[Information supplied — start]

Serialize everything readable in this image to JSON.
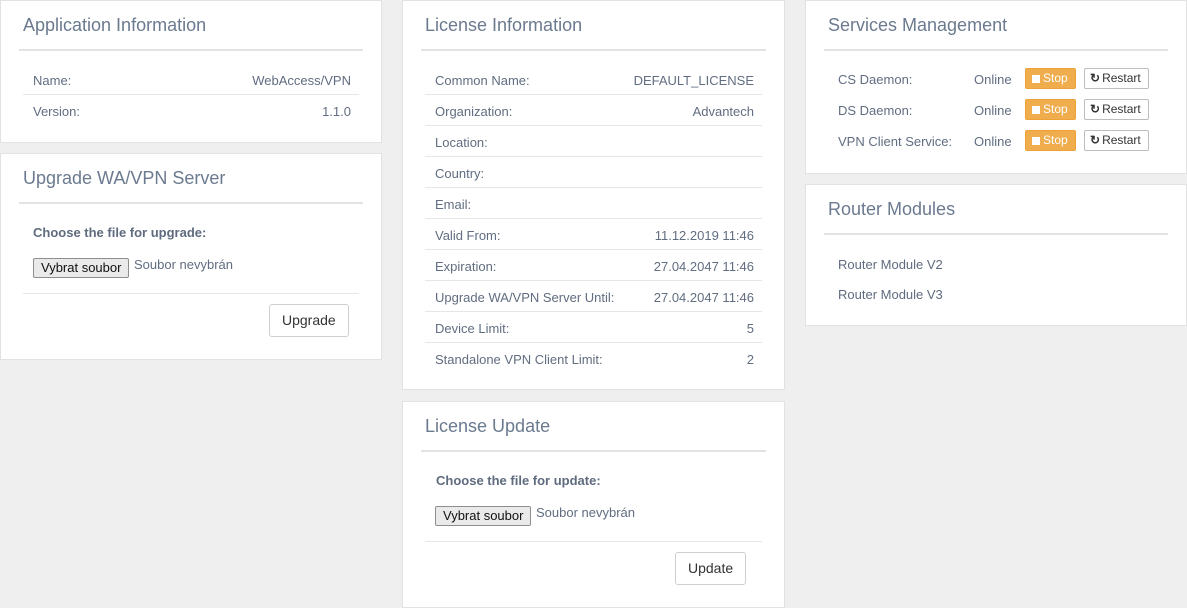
{
  "app_info": {
    "title": "Application Information",
    "rows": [
      {
        "label": "Name:",
        "value": "WebAccess/VPN"
      },
      {
        "label": "Version:",
        "value": "1.1.0"
      }
    ]
  },
  "upgrade": {
    "title": "Upgrade WA/VPN Server",
    "choose_label": "Choose the file for upgrade:",
    "file_button": "Vybrat soubor",
    "file_status": "Soubor nevybrán",
    "action_button": "Upgrade"
  },
  "license_info": {
    "title": "License Information",
    "rows": [
      {
        "label": "Common Name:",
        "value": "DEFAULT_LICENSE"
      },
      {
        "label": "Organization:",
        "value": "Advantech"
      },
      {
        "label": "Location:",
        "value": ""
      },
      {
        "label": "Country:",
        "value": ""
      },
      {
        "label": "Email:",
        "value": ""
      },
      {
        "label": "Valid From:",
        "value": "11.12.2019 11:46"
      },
      {
        "label": "Expiration:",
        "value": "27.04.2047 11:46"
      },
      {
        "label": "Upgrade WA/VPN Server Until:",
        "value": "27.04.2047 11:46"
      },
      {
        "label": "Device Limit:",
        "value": "5"
      },
      {
        "label": "Standalone VPN Client Limit:",
        "value": "2"
      }
    ]
  },
  "license_update": {
    "title": "License Update",
    "choose_label": "Choose the file for update:",
    "file_button": "Vybrat soubor",
    "file_status": "Soubor nevybrán",
    "action_button": "Update"
  },
  "services": {
    "title": "Services Management",
    "stop_label": "Stop",
    "restart_label": "Restart",
    "stop_color": "#f0ad4e",
    "items": [
      {
        "name": "CS Daemon:",
        "status": "Online"
      },
      {
        "name": "DS Daemon:",
        "status": "Online"
      },
      {
        "name": "VPN Client Service:",
        "status": "Online"
      }
    ]
  },
  "router_modules": {
    "title": "Router Modules",
    "items": [
      "Router Module V2",
      "Router Module V3"
    ]
  }
}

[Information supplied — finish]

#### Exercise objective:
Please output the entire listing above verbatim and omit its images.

#### Solution to the exercise:
Serialize everything readable in this image to JSON.
{
  "app_info": {
    "title": "Application Information",
    "rows": [
      {
        "label": "Name:",
        "value": "WebAccess/VPN"
      },
      {
        "label": "Version:",
        "value": "1.1.0"
      }
    ]
  },
  "upgrade": {
    "title": "Upgrade WA/VPN Server",
    "choose_label": "Choose the file for upgrade:",
    "file_button": "Vybrat soubor",
    "file_status": "Soubor nevybrán",
    "action_button": "Upgrade"
  },
  "license_info": {
    "title": "License Information",
    "rows": [
      {
        "label": "Common Name:",
        "value": "DEFAULT_LICENSE"
      },
      {
        "label": "Organization:",
        "value": "Advantech"
      },
      {
        "label": "Location:",
        "value": ""
      },
      {
        "label": "Country:",
        "value": ""
      },
      {
        "label": "Email:",
        "value": ""
      },
      {
        "label": "Valid From:",
        "value": "11.12.2019 11:46"
      },
      {
        "label": "Expiration:",
        "value": "27.04.2047 11:46"
      },
      {
        "label": "Upgrade WA/VPN Server Until:",
        "value": "27.04.2047 11:46"
      },
      {
        "label": "Device Limit:",
        "value": "5"
      },
      {
        "label": "Standalone VPN Client Limit:",
        "value": "2"
      }
    ]
  },
  "license_update": {
    "title": "License Update",
    "choose_label": "Choose the file for update:",
    "file_button": "Vybrat soubor",
    "file_status": "Soubor nevybrán",
    "action_button": "Update"
  },
  "services": {
    "title": "Services Management",
    "stop_label": "Stop",
    "restart_label": "Restart",
    "stop_color": "#f0ad4e",
    "items": [
      {
        "name": "CS Daemon:",
        "status": "Online"
      },
      {
        "name": "DS Daemon:",
        "status": "Online"
      },
      {
        "name": "VPN Client Service:",
        "status": "Online"
      }
    ]
  },
  "router_modules": {
    "title": "Router Modules",
    "items": [
      "Router Module V2",
      "Router Module V3"
    ]
  }
}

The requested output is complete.